Usually if a quarterback loses their starting job on a losing football team, their chances of starting elsewhere go down. That's far from the case for quarterback Derek Anderson, who at a bare minimum will warrant a third-round draft pick via a trade.
It's been too long since I've reviewed an article of Terry Pluto, who writes for the Cleveland Plain Dealer. Today, he answered a few questions (asked by himself) about Anderson. As it has been in the past, when Pluto talks, we listen:
Q: Anderson makes all that money, who will take him?
A: He will be a bargain for another team. Anderson is due a $5 million roster bonus on March 13, and his salary for 2009 is $1.5 million. The Browns should pay the bonus, then trade Anderson because he will cost the new team only the $1.5 million in salary and on the cap. That increases his trade value.
Q: It's still hard to see why any team would give up much for Anderson.
A: That's because most fans just watch the Browns. They don't understand the desperation of some teams lacking a quarterback. Minnesota just traded a fourth-rounder to Houston for career backup Sage Rosenfels. Before the 2007 draft, Atlanta received two potentially high second-round picks from Houston for another backup, Matt Schaub.
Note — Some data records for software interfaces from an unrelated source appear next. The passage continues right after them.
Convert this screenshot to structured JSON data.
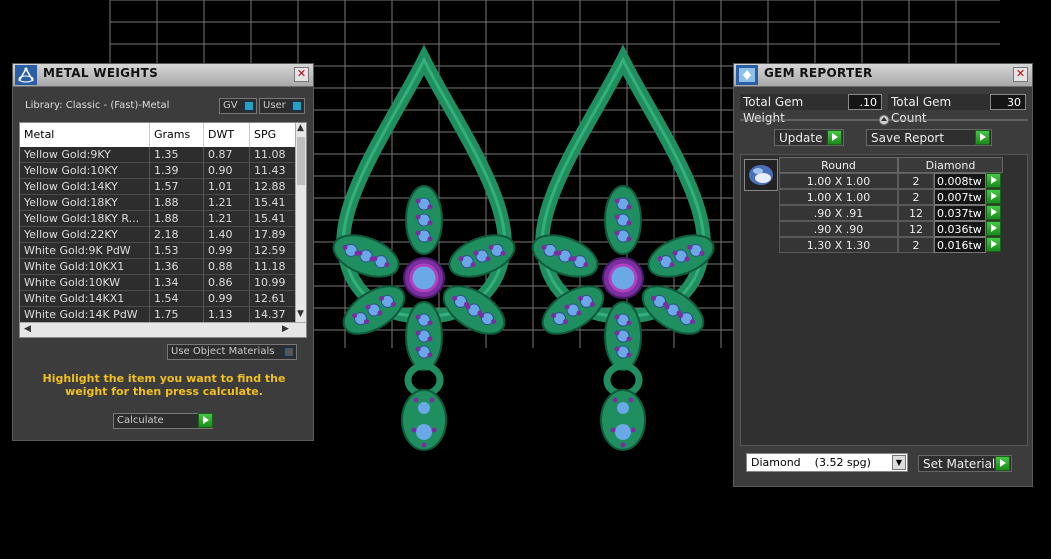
{
  "metal_panel": {
    "title": "METAL WEIGHTS",
    "library": "Library: Classic - (Fast)-Metal",
    "gv_label": "GV",
    "user_label": "User",
    "columns": [
      "Metal",
      "Grams",
      "DWT",
      "SPG"
    ],
    "rows": [
      [
        "Yellow Gold:9KY",
        "1.35",
        "0.87",
        "11.08"
      ],
      [
        "Yellow Gold:10KY",
        "1.39",
        "0.90",
        "11.43"
      ],
      [
        "Yellow Gold:14KY",
        "1.57",
        "1.01",
        "12.88"
      ],
      [
        "Yellow Gold:18KY",
        "1.88",
        "1.21",
        "15.41"
      ],
      [
        "Yellow Gold:18KY R...",
        "1.88",
        "1.21",
        "15.41"
      ],
      [
        "Yellow Gold:22KY",
        "2.18",
        "1.40",
        "17.89"
      ],
      [
        "White Gold:9K PdW",
        "1.53",
        "0.99",
        "12.59"
      ],
      [
        "White Gold:10KX1",
        "1.36",
        "0.88",
        "11.18"
      ],
      [
        "White Gold:10KW",
        "1.34",
        "0.86",
        "10.99"
      ],
      [
        "White Gold:14KX1",
        "1.54",
        "0.99",
        "12.61"
      ],
      [
        "White Gold:14K PdW",
        "1.75",
        "1.13",
        "14.37"
      ]
    ],
    "use_object_materials": "Use Object Materials",
    "hint": "Highlight the item you want to find the weight for then press calculate.",
    "calculate_label": "Calculate"
  },
  "gem_panel": {
    "title": "GEM REPORTER",
    "total_weight_label": "Total Gem Weight",
    "total_weight_value": ".10",
    "total_count_label": "Total Gem Count",
    "total_count_value": "30",
    "update_label": "Update",
    "save_report_label": "Save Report",
    "headers": [
      "Round",
      "Diamond"
    ],
    "rows": [
      {
        "size": "1.00 X 1.00",
        "count": "2",
        "weight": "0.008tw"
      },
      {
        "size": "1.00 X 1.00",
        "count": "2",
        "weight": "0.007tw"
      },
      {
        "size": ".90 X .91",
        "count": "12",
        "weight": "0.037tw"
      },
      {
        "size": ".90 X .90",
        "count": "12",
        "weight": "0.036tw"
      },
      {
        "size": "1.30 X 1.30",
        "count": "2",
        "weight": "0.016tw"
      }
    ],
    "material_select": "Diamond    (3.52 spg)",
    "set_material_label": "Set Material"
  },
  "colors": {
    "metal": "#1f8f5f",
    "metal_light": "#35b07a",
    "gem": "#6aa8e8",
    "prong": "#7a2ea0",
    "center": "#b040c0",
    "grid": "#777777"
  }
}
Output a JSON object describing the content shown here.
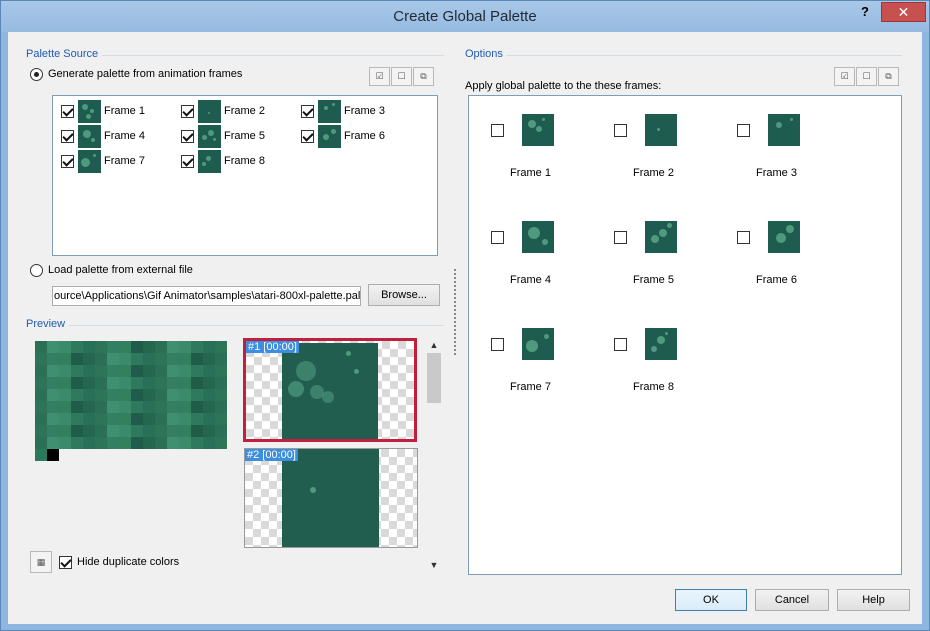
{
  "window": {
    "title": "Create Global Palette",
    "help_glyph": "?",
    "close_glyph": "✕"
  },
  "palette_source": {
    "title": "Palette Source",
    "generate_label": "Generate palette from animation frames",
    "frames": [
      {
        "label": "Frame 1",
        "checked": true
      },
      {
        "label": "Frame 2",
        "checked": true
      },
      {
        "label": "Frame 3",
        "checked": true
      },
      {
        "label": "Frame 4",
        "checked": true
      },
      {
        "label": "Frame 5",
        "checked": true
      },
      {
        "label": "Frame 6",
        "checked": true
      },
      {
        "label": "Frame 7",
        "checked": true
      },
      {
        "label": "Frame 8",
        "checked": true
      }
    ],
    "load_label": "Load palette from external file",
    "path_value": "ource\\Applications\\Gif Animator\\samples\\atari-800xl-palette.pal",
    "browse_label": "Browse..."
  },
  "preview": {
    "title": "Preview",
    "frames": [
      {
        "tag": "#1 [00:00]"
      },
      {
        "tag": "#2 [00:00]"
      }
    ],
    "hide_duplicates_label": "Hide duplicate colors"
  },
  "options": {
    "title": "Options",
    "apply_label": "Apply global palette to the these frames:",
    "frames": [
      {
        "label": "Frame 1",
        "checked": false
      },
      {
        "label": "Frame 2",
        "checked": false
      },
      {
        "label": "Frame 3",
        "checked": false
      },
      {
        "label": "Frame 4",
        "checked": false
      },
      {
        "label": "Frame 5",
        "checked": false
      },
      {
        "label": "Frame 6",
        "checked": false
      },
      {
        "label": "Frame 7",
        "checked": false
      },
      {
        "label": "Frame 8",
        "checked": false
      }
    ]
  },
  "buttons": {
    "ok": "OK",
    "cancel": "Cancel",
    "help": "Help"
  },
  "colors": {
    "accent": "#1f5bb3",
    "selection": "#c0203e",
    "frame_bg": "#1e5c4f",
    "bubble": "#4f9a7f"
  }
}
Speaking of which, I don't think the Vikings would have made that trade if they still planned on acquiring Anderson. Sage Rosenfels, the quarterback who self-imploded versus the Indianapolis Colts last year, should not be anywhere near the value of Anderson. The same goes for Matt Schaub, who was nothing more than a highly-hyped quarterback behind Michael Vick before he was traded.
Q: What can the Browns get for Anderson?
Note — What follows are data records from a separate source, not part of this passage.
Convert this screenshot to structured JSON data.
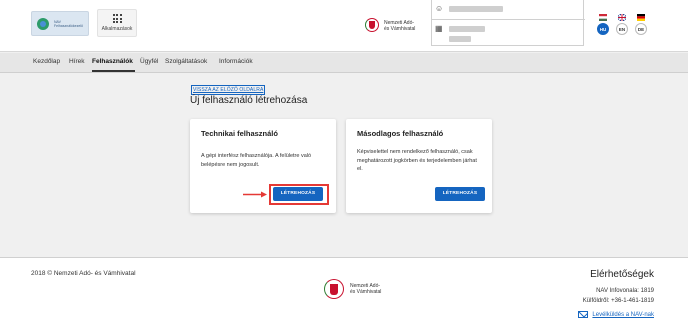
{
  "header": {
    "logo_text": "NAV Felhasználókezelő",
    "apps_label": "Alkalmazások",
    "brand_name_line1": "Nemzeti Adó-",
    "brand_name_line2": "és Vámhivatal",
    "languages": [
      {
        "code": "HU",
        "active": true
      },
      {
        "code": "EN",
        "active": false
      },
      {
        "code": "DE",
        "active": false
      }
    ],
    "icons": {
      "user": "person-icon",
      "company": "building-icon",
      "apps": "grid-icon"
    }
  },
  "nav": {
    "items": [
      "Kezdőlap",
      "Hírek",
      "Felhasználók",
      "Ügyfél",
      "Szolgáltatások",
      "Információk"
    ],
    "active": "Felhasználók"
  },
  "main": {
    "back_link": "VISSZA AZ ELŐZŐ OLDALRA",
    "title": "Új felhasználó létrehozása",
    "cards": [
      {
        "title": "Technikai felhasználó",
        "description": "A gépi interfész felhasználója. A felületre való belépésre nem jogosult.",
        "button": "LÉTREHOZÁS"
      },
      {
        "title": "Másodlagos felhasználó",
        "description": "Képviselettel nem rendelkező felhasználó, csak meghatározott jogkörben és terjedelemben járhat el.",
        "button": "LÉTREHOZÁS"
      }
    ]
  },
  "footer": {
    "copyright": "2018 © Nemzeti Adó- és Vámhivatal",
    "brand_name_line1": "Nemzeti Adó-",
    "brand_name_line2": "és Vámhivatal",
    "contact_title": "Elérhetőségek",
    "infoline": "NAV Infovonala: 1819",
    "abroad": "Külföldről: +36-1-461-1819",
    "mail_link": "Levélküldés a NAV-nak"
  },
  "colors": {
    "accent": "#1565c0",
    "highlight": "#e53935"
  }
}
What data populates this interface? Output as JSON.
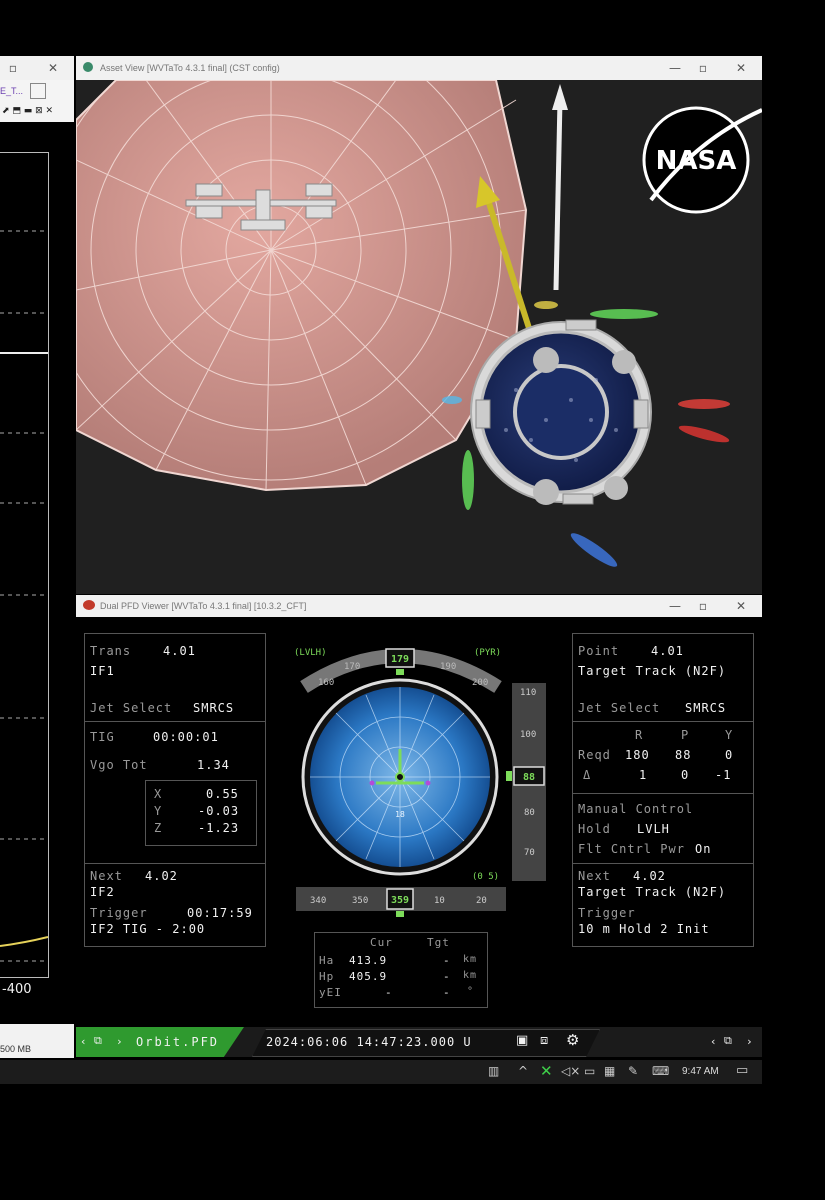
{
  "left_window": {
    "tab_label": "E_T...",
    "axis_tick": "-400",
    "memory_label": "500 MB"
  },
  "asset_window": {
    "title": "Asset View [WVTaTo 4.3.1 final] (CST config)",
    "logo_text": "NASA"
  },
  "pfd_window": {
    "title": "Dual PFD Viewer [WVTaTo 4.3.1 final] [10.3.2_CFT]",
    "left_top": {
      "trans_label": "Trans",
      "trans_value": "4.01",
      "mode": "IF1",
      "jet_select_label": "Jet Select",
      "jet_select_value": "SMRCS"
    },
    "left_mid": {
      "tig_label": "TIG",
      "tig_value": "00:00:01",
      "vgo_label": "Vgo Tot",
      "vgo_value": "1.34",
      "components": [
        {
          "axis": "X",
          "value": "0.55"
        },
        {
          "axis": "Y",
          "value": "-0.03"
        },
        {
          "axis": "Z",
          "value": "-1.23"
        }
      ]
    },
    "left_next": {
      "next_label": "Next",
      "next_value": "4.02",
      "next_mode": "IF2",
      "trigger_label": "Trigger",
      "trigger_value": "00:17:59",
      "trigger_desc": "IF2 TIG - 2:00"
    },
    "adi": {
      "frame_label": "(LVLH)",
      "mode_label": "(PYR)",
      "heading_ticks": [
        "160",
        "170",
        "190",
        "200"
      ],
      "heading_value": "179",
      "pitch_ticks": [
        "110",
        "100",
        "80",
        "70"
      ],
      "pitch_value": "88",
      "roll_label": "(0 5)",
      "roll_ticks": [
        "340",
        "350",
        "10",
        "20"
      ],
      "roll_value": "359",
      "ball_label": "18"
    },
    "orbit_table": {
      "col_cur": "Cur",
      "col_tgt": "Tgt",
      "rows": [
        {
          "label": "Ha",
          "cur": "413.9",
          "tgt": "-",
          "unit": "km"
        },
        {
          "label": "Hp",
          "cur": "405.9",
          "tgt": "-",
          "unit": "km"
        },
        {
          "label": "yEI",
          "cur": "-",
          "tgt": "-",
          "unit": "°"
        }
      ]
    },
    "right_top": {
      "point_label": "Point",
      "point_value": "4.01",
      "target_track": "Target Track (N2F)",
      "jet_select_label": "Jet Select",
      "jet_select_value": "SMRCS"
    },
    "right_att": {
      "hdr_r": "R",
      "hdr_p": "P",
      "hdr_y": "Y",
      "reqd_label": "Reqd",
      "reqd": [
        "180",
        "88",
        "0"
      ],
      "delta_label": "Δ",
      "delta": [
        "1",
        "0",
        "-1"
      ]
    },
    "right_manual": {
      "manual_label": "Manual Control",
      "hold_label": "Hold",
      "hold_value": "LVLH",
      "flt_label": "Flt Cntrl Pwr",
      "flt_value": "On"
    },
    "right_next": {
      "next_label": "Next",
      "next_value": "4.02",
      "target_track": "Target Track (N2F)",
      "trigger_label": "Trigger",
      "trigger_value": "10 m Hold 2 Init"
    },
    "bottom_bar": {
      "nav_label": "Orbit.PFD",
      "timestamp": "2024:06:06 14:47:23.000 U"
    }
  },
  "taskbar": {
    "time": "9:47 AM"
  },
  "colors": {
    "pfd_green": "#7ddc5a",
    "adi_blue": "#2b78c4",
    "shield_pink": "#d79c96",
    "tan_bar": "#2f9a2f"
  }
}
A: At least a couple of second-rounders, maybe a low first or a chance to flop other picks. A veteran could be involved in a deal. Detroit and Tampa Bay would love to have Anderson. The Jets, Chiefs and 49ers also could be in the market. The Browns are taking their time, playing it smart to build interest in Anderson, so don't pay much attention to what they say publicly about their quarterbacks.
Don't get me wrong, I still agreed with having Brady Quinn, Shaun Rogers, and Corey Williams last season instead of draft picks for the first three rounds. On the same note, I missed the excitement that comes with Day 1 of the draft, and we do need to find the "stud" linebacker this team has lacked since returning to the league in 1999. Phil Savage was considered a genius at the time for the deals he made above; I think Eric Mangini and George Kokinis will earn the same respect if they end up maximizing Anderson's value with the approach they've taken.